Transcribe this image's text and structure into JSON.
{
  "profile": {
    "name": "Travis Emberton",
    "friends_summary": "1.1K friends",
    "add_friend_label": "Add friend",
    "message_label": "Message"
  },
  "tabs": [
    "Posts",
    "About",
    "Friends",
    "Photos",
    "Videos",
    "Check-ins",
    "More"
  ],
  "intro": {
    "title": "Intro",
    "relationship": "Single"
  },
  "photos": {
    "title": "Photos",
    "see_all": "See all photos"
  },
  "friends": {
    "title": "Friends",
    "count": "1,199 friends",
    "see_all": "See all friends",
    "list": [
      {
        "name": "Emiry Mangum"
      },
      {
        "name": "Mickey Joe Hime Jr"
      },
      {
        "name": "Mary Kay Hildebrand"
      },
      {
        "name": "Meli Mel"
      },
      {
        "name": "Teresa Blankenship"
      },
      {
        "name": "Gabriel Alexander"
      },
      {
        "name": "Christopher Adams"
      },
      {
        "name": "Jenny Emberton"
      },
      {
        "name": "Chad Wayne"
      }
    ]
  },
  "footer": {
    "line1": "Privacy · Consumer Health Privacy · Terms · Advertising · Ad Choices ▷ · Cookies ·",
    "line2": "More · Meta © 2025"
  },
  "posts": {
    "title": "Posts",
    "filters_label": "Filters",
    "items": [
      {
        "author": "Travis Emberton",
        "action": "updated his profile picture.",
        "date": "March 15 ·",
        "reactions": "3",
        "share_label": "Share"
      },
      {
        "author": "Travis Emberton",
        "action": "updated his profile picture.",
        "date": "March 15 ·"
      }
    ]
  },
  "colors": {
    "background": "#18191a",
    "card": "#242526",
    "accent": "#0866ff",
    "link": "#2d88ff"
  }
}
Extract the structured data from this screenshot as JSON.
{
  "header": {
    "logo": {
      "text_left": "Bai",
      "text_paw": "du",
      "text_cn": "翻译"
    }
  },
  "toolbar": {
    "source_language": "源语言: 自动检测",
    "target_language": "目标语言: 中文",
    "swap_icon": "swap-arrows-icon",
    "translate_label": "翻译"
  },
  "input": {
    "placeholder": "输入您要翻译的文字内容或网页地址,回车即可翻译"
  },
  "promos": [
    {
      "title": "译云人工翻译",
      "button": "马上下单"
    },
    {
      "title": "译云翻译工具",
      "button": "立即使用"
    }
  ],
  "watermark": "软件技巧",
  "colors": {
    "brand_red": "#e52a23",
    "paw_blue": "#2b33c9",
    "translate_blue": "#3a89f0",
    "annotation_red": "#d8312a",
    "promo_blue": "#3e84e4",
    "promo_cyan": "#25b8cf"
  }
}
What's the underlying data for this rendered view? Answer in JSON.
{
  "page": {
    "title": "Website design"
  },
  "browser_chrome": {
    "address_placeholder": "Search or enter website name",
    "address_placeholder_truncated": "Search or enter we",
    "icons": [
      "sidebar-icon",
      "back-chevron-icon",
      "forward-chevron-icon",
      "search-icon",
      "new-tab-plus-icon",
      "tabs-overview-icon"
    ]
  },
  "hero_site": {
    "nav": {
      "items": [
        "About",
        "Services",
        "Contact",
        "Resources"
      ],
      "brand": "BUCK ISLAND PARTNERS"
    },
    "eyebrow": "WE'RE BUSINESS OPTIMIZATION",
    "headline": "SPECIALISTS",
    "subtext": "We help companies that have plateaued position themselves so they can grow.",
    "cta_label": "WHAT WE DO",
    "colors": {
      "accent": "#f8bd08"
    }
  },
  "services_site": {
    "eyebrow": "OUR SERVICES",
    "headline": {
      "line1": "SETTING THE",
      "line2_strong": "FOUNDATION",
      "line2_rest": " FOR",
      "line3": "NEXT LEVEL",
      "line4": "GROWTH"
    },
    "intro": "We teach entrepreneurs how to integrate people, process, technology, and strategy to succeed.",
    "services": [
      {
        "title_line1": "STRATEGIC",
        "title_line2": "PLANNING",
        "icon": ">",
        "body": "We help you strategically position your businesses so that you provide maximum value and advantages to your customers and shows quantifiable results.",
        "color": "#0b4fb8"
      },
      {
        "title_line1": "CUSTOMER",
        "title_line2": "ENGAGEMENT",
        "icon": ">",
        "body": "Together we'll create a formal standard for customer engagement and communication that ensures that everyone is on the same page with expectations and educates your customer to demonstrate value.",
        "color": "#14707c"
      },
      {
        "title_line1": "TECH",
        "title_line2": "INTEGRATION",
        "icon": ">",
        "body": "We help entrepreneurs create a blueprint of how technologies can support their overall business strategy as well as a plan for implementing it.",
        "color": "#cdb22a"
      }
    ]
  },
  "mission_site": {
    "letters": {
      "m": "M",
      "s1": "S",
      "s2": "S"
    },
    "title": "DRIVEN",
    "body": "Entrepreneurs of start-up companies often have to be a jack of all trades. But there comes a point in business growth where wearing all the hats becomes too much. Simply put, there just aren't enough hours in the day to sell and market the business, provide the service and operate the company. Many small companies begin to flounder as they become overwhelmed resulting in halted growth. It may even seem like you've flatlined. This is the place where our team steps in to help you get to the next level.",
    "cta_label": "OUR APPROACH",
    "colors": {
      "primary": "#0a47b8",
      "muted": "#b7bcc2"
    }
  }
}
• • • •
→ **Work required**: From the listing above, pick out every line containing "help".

→ **Response below**:
    "subtext": "We help companies that have plateaued position themselves so they can grow.",
        "body": "We help you strategically position your businesses so that you provide maximum value and advantages to your customers and shows quantifiable results.",
        "body": "We help entrepreneurs create a blueprint of how technologies can support their overall business strategy as well as a plan for implementing it.",
    "body": "Entrepreneurs of start-up companies often have to be a jack of all trades. But there comes a point in business growth where wearing all the hats becomes too much. Simply put, there just aren't enough hours in the day to sell and market the business, provide the service and operate the company. Many small companies begin to flounder as they become overwhelmed resulting in halted growth. It may even seem like you've flatlined. This is the place where our team steps in to help you get to the next level.",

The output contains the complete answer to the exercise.